Bard on the Beach
by William Shakespeare

Dates and Venue 12 June - 14 September 2013 | BMO Mainstage, Vanier Park

Director Dennis Garnhum

Reviewer Roger Wayne Eberle

Bard on the Beach’s Twelfth Night takes place at a summery, elegant seaside hotel and spa sometime early in the last century. Opting for a second-scene-start, director Dennis Garnhum initiates a narrative interlude that allows all of the principal actors to share the stage in mimed action, while the Sea Captain (Duncan Fraser) and Viola (Rachel Cairns) introduce the audience to the central theme of an impossible courtship between Duke Orsino (Todd Thomson) and Olivia (Jennifer Lines), the wealthy owner of the hotel, along with the complicating device of Viola as Cesario— the lead’s assumed identity.

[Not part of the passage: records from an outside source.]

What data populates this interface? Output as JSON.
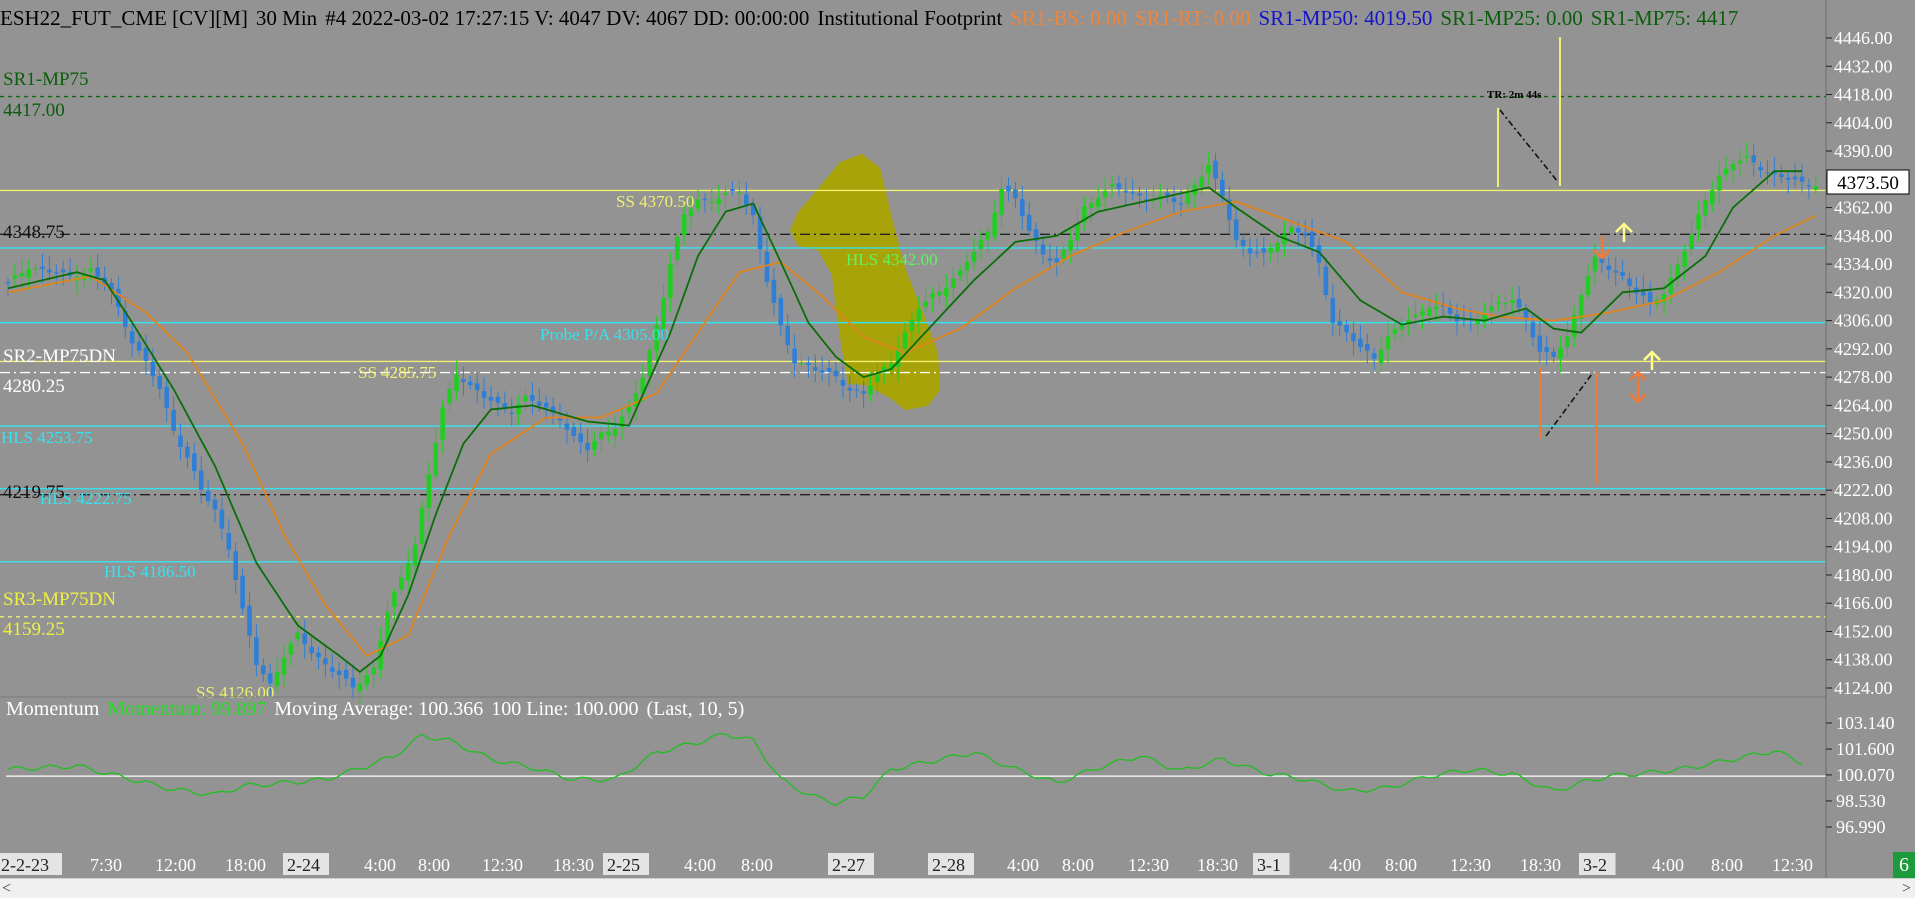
{
  "header": {
    "symbol": "ESH22_FUT_CME [CV][M]",
    "interval": "30 Min",
    "bar_info": "#4 2022-03-02 17:27:15 V: 4047 DV: 4067 DD: 00:00:00",
    "study": "Institutional Footprint",
    "sr1_bs": "SR1-BS: 0.00",
    "sr1_rt": "SR1-RT: 0.00",
    "sr1_mp50": "SR1-MP50: 4019.50",
    "sr1_mp25": "SR1-MP25: 0.00",
    "sr1_mp75": "SR1-MP75: 4417"
  },
  "colors": {
    "background": "#939393",
    "candle_up": "#22cc22",
    "candle_down": "#2f7fd6",
    "fast_ma": "#0b6e0b",
    "slow_ma": "#e0841c",
    "cyan_line": "#35e3f0",
    "yellow_line": "#f0f070",
    "highlight": "#a9a300",
    "orange_arrow": "#f07a3a",
    "yellow_arrow": "#ffff8a",
    "momentum_line": "#1fbf1f"
  },
  "price_axis": {
    "ticks": [
      "4446.00",
      "4432.00",
      "4418.00",
      "4404.00",
      "4390.00",
      "4376.00",
      "4362.00",
      "4348.00",
      "4334.00",
      "4320.00",
      "4306.00",
      "4292.00",
      "4278.00",
      "4264.00",
      "4250.00",
      "4236.00",
      "4222.00",
      "4208.00",
      "4194.00",
      "4180.00",
      "4166.00",
      "4152.00",
      "4138.00",
      "4124.00"
    ],
    "current": "4373.50"
  },
  "momentum_axis": {
    "ticks": [
      "103.140",
      "101.600",
      "100.070",
      "98.530",
      "96.990"
    ]
  },
  "time_axis": {
    "labels": [
      {
        "t": "2-2-23",
        "sep": true
      },
      {
        "t": "7:30"
      },
      {
        "t": "12:00"
      },
      {
        "t": "18:00"
      },
      {
        "t": "2-24",
        "sep": true
      },
      {
        "t": "4:00"
      },
      {
        "t": "8:00"
      },
      {
        "t": "12:30"
      },
      {
        "t": "18:30"
      },
      {
        "t": "2-25",
        "sep": true
      },
      {
        "t": "4:00"
      },
      {
        "t": "8:00"
      },
      {
        "t": "2-27",
        "sep": true
      },
      {
        "t": "2-28",
        "sep": true
      },
      {
        "t": "4:00"
      },
      {
        "t": "8:00"
      },
      {
        "t": "12:30"
      },
      {
        "t": "18:30"
      },
      {
        "t": "3-1",
        "sep": true
      },
      {
        "t": "4:00"
      },
      {
        "t": "8:00"
      },
      {
        "t": "12:30"
      },
      {
        "t": "18:30"
      },
      {
        "t": "3-2",
        "sep": true
      },
      {
        "t": "4:00"
      },
      {
        "t": "8:00"
      },
      {
        "t": "12:30"
      }
    ]
  },
  "level_labels": {
    "sr1_name": "SR1-MP75",
    "sr1_value": "4417.00",
    "pivot_value": "4348.75",
    "sr2_name": "SR2-MP75DN",
    "sr2_value": "4280.25",
    "low_pivot": "4219.75",
    "sr3_name": "SR3-MP75DN",
    "sr3_value": "4159.25",
    "ss1": "SS 4370.50",
    "hls_mid": "HLS 4342.00",
    "probe": "Probe P/A 4305.00",
    "ss2": "SS 4285.75",
    "hls1": "HLS 4253.75",
    "hls2": "HLS 4222.75",
    "hls3": "HLS 4186.50",
    "ss3": "SS 4126.00",
    "tr": "TR: 2m 44s"
  },
  "momentum": {
    "name": "Momentum",
    "value": "Momentum: 99.897",
    "ma": "Moving Average: 100.366",
    "line100": "100 Line: 100.000",
    "params": "(Last, 10, 5)"
  },
  "corner_badge": "6",
  "chart_data": {
    "type": "candlestick",
    "title": "ESH22_FUT_CME [CV][M] 30 Min",
    "ylim": [
      4124,
      4446
    ],
    "anchors": [
      [
        0,
        4324
      ],
      [
        3,
        4333
      ],
      [
        6,
        4330
      ],
      [
        9,
        4328
      ],
      [
        12,
        4331
      ],
      [
        15,
        4320
      ],
      [
        18,
        4296
      ],
      [
        20,
        4285
      ],
      [
        22,
        4272
      ],
      [
        24,
        4252
      ],
      [
        26,
        4238
      ],
      [
        28,
        4222
      ],
      [
        30,
        4212
      ],
      [
        32,
        4194
      ],
      [
        34,
        4162
      ],
      [
        36,
        4136
      ],
      [
        38,
        4126
      ],
      [
        40,
        4140
      ],
      [
        42,
        4150
      ],
      [
        44,
        4142
      ],
      [
        46,
        4136
      ],
      [
        48,
        4130
      ],
      [
        50,
        4124
      ],
      [
        53,
        4134
      ],
      [
        55,
        4162
      ],
      [
        57,
        4178
      ],
      [
        59,
        4196
      ],
      [
        61,
        4230
      ],
      [
        63,
        4262
      ],
      [
        65,
        4280
      ],
      [
        67,
        4274
      ],
      [
        69,
        4268
      ],
      [
        71,
        4264
      ],
      [
        73,
        4262
      ],
      [
        75,
        4268
      ],
      [
        78,
        4262
      ],
      [
        80,
        4258
      ],
      [
        82,
        4248
      ],
      [
        84,
        4242
      ],
      [
        86,
        4250
      ],
      [
        88,
        4254
      ],
      [
        90,
        4262
      ],
      [
        92,
        4278
      ],
      [
        94,
        4304
      ],
      [
        96,
        4334
      ],
      [
        98,
        4358
      ],
      [
        100,
        4366
      ],
      [
        102,
        4366
      ],
      [
        104,
        4368
      ],
      [
        106,
        4370
      ],
      [
        108,
        4358
      ],
      [
        110,
        4326
      ],
      [
        112,
        4302
      ],
      [
        114,
        4286
      ],
      [
        116,
        4284
      ],
      [
        118,
        4280
      ],
      [
        120,
        4278
      ],
      [
        122,
        4272
      ],
      [
        124,
        4270
      ],
      [
        126,
        4278
      ],
      [
        128,
        4286
      ],
      [
        130,
        4300
      ],
      [
        132,
        4312
      ],
      [
        134,
        4318
      ],
      [
        136,
        4324
      ],
      [
        138,
        4330
      ],
      [
        140,
        4340
      ],
      [
        142,
        4350
      ],
      [
        144,
        4372
      ],
      [
        146,
        4366
      ],
      [
        148,
        4350
      ],
      [
        150,
        4340
      ],
      [
        152,
        4334
      ],
      [
        154,
        4346
      ],
      [
        156,
        4362
      ],
      [
        158,
        4368
      ],
      [
        160,
        4372
      ],
      [
        162,
        4370
      ],
      [
        164,
        4368
      ],
      [
        166,
        4366
      ],
      [
        168,
        4367
      ],
      [
        170,
        4364
      ],
      [
        172,
        4374
      ],
      [
        174,
        4382
      ],
      [
        176,
        4368
      ],
      [
        178,
        4346
      ],
      [
        180,
        4340
      ],
      [
        182,
        4338
      ],
      [
        184,
        4346
      ],
      [
        186,
        4352
      ],
      [
        188,
        4348
      ],
      [
        190,
        4334
      ],
      [
        192,
        4306
      ],
      [
        194,
        4300
      ],
      [
        196,
        4292
      ],
      [
        198,
        4288
      ],
      [
        200,
        4298
      ],
      [
        202,
        4304
      ],
      [
        204,
        4308
      ],
      [
        206,
        4314
      ],
      [
        208,
        4312
      ],
      [
        210,
        4306
      ],
      [
        212,
        4306
      ],
      [
        214,
        4310
      ],
      [
        216,
        4314
      ],
      [
        218,
        4316
      ],
      [
        220,
        4308
      ],
      [
        222,
        4290
      ],
      [
        224,
        4288
      ],
      [
        226,
        4298
      ],
      [
        228,
        4320
      ],
      [
        230,
        4336
      ],
      [
        232,
        4332
      ],
      [
        234,
        4328
      ],
      [
        236,
        4320
      ],
      [
        238,
        4314
      ],
      [
        240,
        4320
      ],
      [
        242,
        4334
      ],
      [
        244,
        4348
      ],
      [
        246,
        4366
      ],
      [
        248,
        4378
      ],
      [
        250,
        4384
      ],
      [
        252,
        4386
      ],
      [
        254,
        4382
      ],
      [
        256,
        4378
      ],
      [
        258,
        4376
      ],
      [
        260,
        4374
      ]
    ],
    "fast_ma_anchors": [
      [
        0,
        4322
      ],
      [
        10,
        4330
      ],
      [
        14,
        4326
      ],
      [
        18,
        4305
      ],
      [
        24,
        4272
      ],
      [
        30,
        4234
      ],
      [
        36,
        4186
      ],
      [
        42,
        4155
      ],
      [
        48,
        4140
      ],
      [
        51,
        4132
      ],
      [
        54,
        4140
      ],
      [
        58,
        4170
      ],
      [
        62,
        4210
      ],
      [
        66,
        4245
      ],
      [
        70,
        4262
      ],
      [
        76,
        4264
      ],
      [
        84,
        4256
      ],
      [
        90,
        4254
      ],
      [
        96,
        4300
      ],
      [
        100,
        4338
      ],
      [
        104,
        4360
      ],
      [
        108,
        4364
      ],
      [
        112,
        4335
      ],
      [
        116,
        4305
      ],
      [
        120,
        4288
      ],
      [
        124,
        4278
      ],
      [
        128,
        4282
      ],
      [
        134,
        4304
      ],
      [
        140,
        4326
      ],
      [
        146,
        4345
      ],
      [
        152,
        4348
      ],
      [
        158,
        4360
      ],
      [
        166,
        4366
      ],
      [
        174,
        4372
      ],
      [
        178,
        4362
      ],
      [
        184,
        4348
      ],
      [
        190,
        4340
      ],
      [
        196,
        4316
      ],
      [
        202,
        4304
      ],
      [
        208,
        4308
      ],
      [
        214,
        4306
      ],
      [
        220,
        4312
      ],
      [
        224,
        4302
      ],
      [
        228,
        4300
      ],
      [
        234,
        4320
      ],
      [
        240,
        4322
      ],
      [
        246,
        4338
      ],
      [
        250,
        4362
      ],
      [
        256,
        4380
      ],
      [
        260,
        4380
      ]
    ],
    "slow_ma_anchors": [
      [
        0,
        4320
      ],
      [
        12,
        4328
      ],
      [
        20,
        4310
      ],
      [
        26,
        4290
      ],
      [
        34,
        4245
      ],
      [
        40,
        4200
      ],
      [
        46,
        4165
      ],
      [
        52,
        4140
      ],
      [
        58,
        4150
      ],
      [
        64,
        4200
      ],
      [
        70,
        4240
      ],
      [
        78,
        4258
      ],
      [
        86,
        4258
      ],
      [
        94,
        4270
      ],
      [
        100,
        4300
      ],
      [
        106,
        4330
      ],
      [
        112,
        4335
      ],
      [
        118,
        4318
      ],
      [
        124,
        4298
      ],
      [
        130,
        4290
      ],
      [
        138,
        4302
      ],
      [
        146,
        4322
      ],
      [
        154,
        4338
      ],
      [
        162,
        4350
      ],
      [
        170,
        4360
      ],
      [
        178,
        4365
      ],
      [
        186,
        4355
      ],
      [
        194,
        4345
      ],
      [
        202,
        4320
      ],
      [
        210,
        4312
      ],
      [
        216,
        4308
      ],
      [
        224,
        4306
      ],
      [
        232,
        4310
      ],
      [
        240,
        4316
      ],
      [
        248,
        4330
      ],
      [
        256,
        4348
      ],
      [
        262,
        4358
      ]
    ],
    "horizontal_levels": [
      {
        "price": 4417.0,
        "style": "dash",
        "color": "#0b6e0b"
      },
      {
        "price": 4370.5,
        "style": "solid",
        "color": "#f0f070"
      },
      {
        "price": 4348.75,
        "style": "dashdot",
        "color": "#222222"
      },
      {
        "price": 4342.0,
        "style": "solid",
        "color": "#35e3f0"
      },
      {
        "price": 4305.0,
        "style": "solid",
        "color": "#35e3f0"
      },
      {
        "price": 4285.75,
        "style": "solid",
        "color": "#f0f070"
      },
      {
        "price": 4280.25,
        "style": "dashdot",
        "color": "#ffffff"
      },
      {
        "price": 4253.75,
        "style": "solid",
        "color": "#35e3f0"
      },
      {
        "price": 4222.75,
        "style": "solid",
        "color": "#35e3f0"
      },
      {
        "price": 4219.75,
        "style": "dashdot",
        "color": "#222222"
      },
      {
        "price": 4186.5,
        "style": "solid",
        "color": "#35e3f0"
      },
      {
        "price": 4159.25,
        "style": "dash",
        "color": "#f0f070"
      }
    ],
    "momentum_ylim": [
      96.99,
      103.14
    ],
    "momentum_anchors": [
      [
        0,
        100.4
      ],
      [
        10,
        100.6
      ],
      [
        18,
        99.8
      ],
      [
        24,
        99.2
      ],
      [
        30,
        98.9
      ],
      [
        34,
        99.4
      ],
      [
        40,
        99.6
      ],
      [
        46,
        99.8
      ],
      [
        52,
        100.6
      ],
      [
        56,
        101.2
      ],
      [
        60,
        102.4
      ],
      [
        64,
        102.1
      ],
      [
        70,
        101.0
      ],
      [
        76,
        100.5
      ],
      [
        82,
        99.8
      ],
      [
        88,
        99.8
      ],
      [
        94,
        101.4
      ],
      [
        100,
        102.0
      ],
      [
        104,
        102.5
      ],
      [
        108,
        102.1
      ],
      [
        112,
        99.8
      ],
      [
        116,
        98.9
      ],
      [
        120,
        98.4
      ],
      [
        124,
        98.8
      ],
      [
        128,
        100.4
      ],
      [
        134,
        100.9
      ],
      [
        140,
        101.4
      ],
      [
        146,
        100.4
      ],
      [
        152,
        99.6
      ],
      [
        158,
        100.5
      ],
      [
        164,
        101.2
      ],
      [
        170,
        100.3
      ],
      [
        176,
        101.0
      ],
      [
        182,
        100.2
      ],
      [
        188,
        99.8
      ],
      [
        194,
        99.1
      ],
      [
        200,
        99.3
      ],
      [
        206,
        100.0
      ],
      [
        212,
        100.4
      ],
      [
        218,
        100.1
      ],
      [
        224,
        99.1
      ],
      [
        228,
        99.6
      ],
      [
        232,
        100.0
      ],
      [
        238,
        100.2
      ],
      [
        244,
        100.5
      ],
      [
        250,
        101.0
      ],
      [
        256,
        101.5
      ],
      [
        260,
        100.8
      ]
    ]
  }
}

Rachel Cairns brings so high a degree of sensitivity and such depth of character to her role as Viola that her wooing of Olivia on behalf of Orsino moves from inventively plausible to intellectually passionate, and ramps up to nothing short of artistically astounding. She is not only utterly believable in her role within a role, she is so consummate that it is easy to see why Jennifer Lines’s Olivia cannot help but become smitten by her youthful ebullience.

Ms. Lines’s performance runs true to the form of her character: initially, cold and mournful – a dame in a dirge – then, sparked by the ardour of Viola as Cesario wooing for Orsino, moonstruck as a school-girl lost in the throes of unrequited love.

Refreshingly enough, none of the characters in this year’s Twelfth Night devolve into caricatures of themselves. Even Allan Zinyk’s Malvolio, traditionally underplayed to elicit some ambivalence or sympathy, ranges from whole-heartedly obsequious to prissily prudish; then, once baited with the lure of impossible love, the hilarious intensity of full on gullible, bearing in his fleshed-out performance the marks of a true mark.

Todd Thomson plays his Orsino in earnest, implacable zeal. He tempers his quest for the impossible and unattainable with an alacrity that is as effortless as it is sincerely misguided. There is a clean, crispness about his role, an ardent integrity that makes the audience smile happily when, in the end, he gets his ‘man’.

Bill Dow plays false to perfection as the noble drunkard of a trickster Toby Belch. Mr. Dow does an admirable job of portraying several sides of his colourful character, including ribald, lecherous and loquaciously lewd. He and his gull of a sidekick, Sir Anthony Aguecheek (Richard Newman) provide much of the comic relief in a play that is two thirds hilarity, one third high romance.

Whether singing, waxing witty with the wisecracks or practicing pretense as the voluble Sir Topaz intent on exorcising evil from Malvolio, Jonathon Young proves his performance noteworthy again and again as the impish fool Feste.

Twelfth Night delivers on dazzle, romantic entanglements, comic timing, and heartfelt depth in a play that turns on its lively turns, from the cheeky, towel-snapping frivolity of the sauna scene to the old-fashioned madcap bathing suit beach scene. There are both superficialities and rare relevancies, in this thoroughly engaging play. It is certain after having enjoyed this version of Twelfth Night that the Bard himself would heartily approve of everything from the fine acting to Nancy Bryant’s impressive costumes; from Gerald King’s sensitively-hued lighting design to Pam Johnson’s brightly conceived sets.

© 2013 Roger Wayne Eberle